The Office is Not Dead. The ROI Has Changed.

The role of office space to accomplish daily work has changed forever.  That is one thing of which we can be certain. It is undeniable that for most companies, we have learned through field testing that staff can work remotely for some period of time with no loss in productivity and remote work can offer attractive personal benefits to the staff.

Return on Investment (ROI) is a measurement of the value that is achieved from the results of any investment. It is most often calculated based on a Cash Return / Cash Investment formula, although there are other objectives of investments such as goals for sustainability, staff satisfaction and retention, diversity, community service and goodwill.

Office space will play an important role for the vast majority of many companies for years to come. There is no denying that corporate offices provide advantages besides simply housing staff: culture, brand statement, identity. They are also a necessity for staff that do not have good work from home settings, such as those with small children at home or inferior connectivity.  It just probably will not continue to have the same “everyone in the office from 9 to 5 Monday – Friday” role that has become a rote habit for most of us.

Check out this chart from a poll of over 100 CFO’s from companies with greater than $50 Million in annual revenue. Approximately 75% said that going forward, staff will likely be working from home at least one day per week. Just under 10% said that staff can WFH 5 days/week.


Office space is an asset, a tool that a company can use to achieve objectives. Imagine seats in an office used the way an airline utilizes airplanes. A plane provides the highest ROI when it is in continual use and fully occupied. If the planes on that airline’s daily route are consistently only half full, they will likely not provide enough ROI, especially as compared to full flights operated by competitors. The airline needs to reduce the amount of flights flying that route, and that will reduce the number of airplanes that it needs.

So it is with office space. If the seats in the office are consistently half full, they will not provide the ROI that they had in the past, especially as compared to more efficient offices operated by competitors.
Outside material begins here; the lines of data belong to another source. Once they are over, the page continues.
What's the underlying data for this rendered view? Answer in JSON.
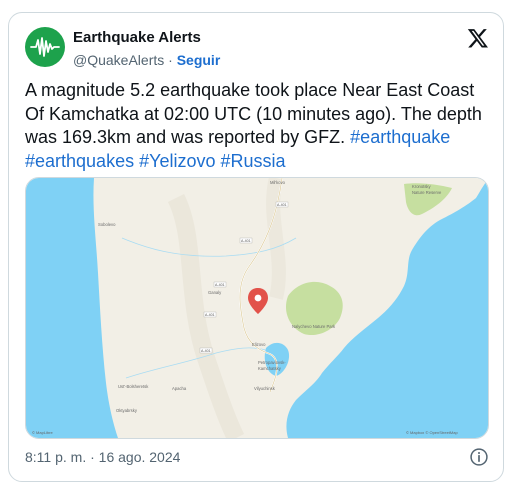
{
  "author": {
    "display_name": "Earthquake Alerts",
    "handle": "@QuakeAlerts",
    "separator": "·",
    "follow_label": "Seguir",
    "avatar_icon": "seismograph-icon",
    "avatar_color": "#1da24c"
  },
  "tweet": {
    "text_plain": "A magnitude 5.2 earthquake took place Near East Coast Of Kamchatka at 02:00 UTC (10 minutes ago). The depth was 169.3km and was reported by GFZ.",
    "hashtags": [
      "#earthquake",
      "#earthquakes",
      "#Yelizovo",
      "#Russia"
    ]
  },
  "map": {
    "labels": {
      "milkovo": "Mil'kovo",
      "kronotsky": "Kronotsky",
      "nature_reserve": "Nature Reserve",
      "sobolevo": "Sobolevo",
      "ganaly": "Ganaly",
      "nalychevo": "Nalychevo Nature Park",
      "yelizovo": "Elizovo",
      "petropavlovsk": "Petropavlovsk-",
      "kamchatsky": "Kamchatsky",
      "vilyuchinsk": "Vilyuchinsk",
      "ust_bolsheretsk": "Ust'-Bolsheretsk",
      "apacha": "Apacha",
      "oktyabrsky": "Oktyabrsky",
      "road_401": "A-401",
      "attribution_left": "© MapLibre",
      "attribution_right": "© Mapbox © OpenStreetMap"
    },
    "colors": {
      "land": "#f2efe6",
      "water": "#7fd1f5",
      "park": "#c6dfa0",
      "pin": "#e2524a"
    }
  },
  "footer": {
    "timestamp": "8:11 p. m. · 16 ago. 2024",
    "info_icon": "info-icon"
  },
  "brand": {
    "logo_icon": "x-logo-icon"
  }
}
It is the CFO’s job to maximize ROI. The solution is to rethink how the company uses office space. It is a complex process, although there is a simple methodology to get it done. We’ll discuss it in our next post: Evaluating Your Future Office

In case you missed it, the previous post was: Where Do We Go From Here?


We want to hear from you: How will Work From Home change how your firm uses office space?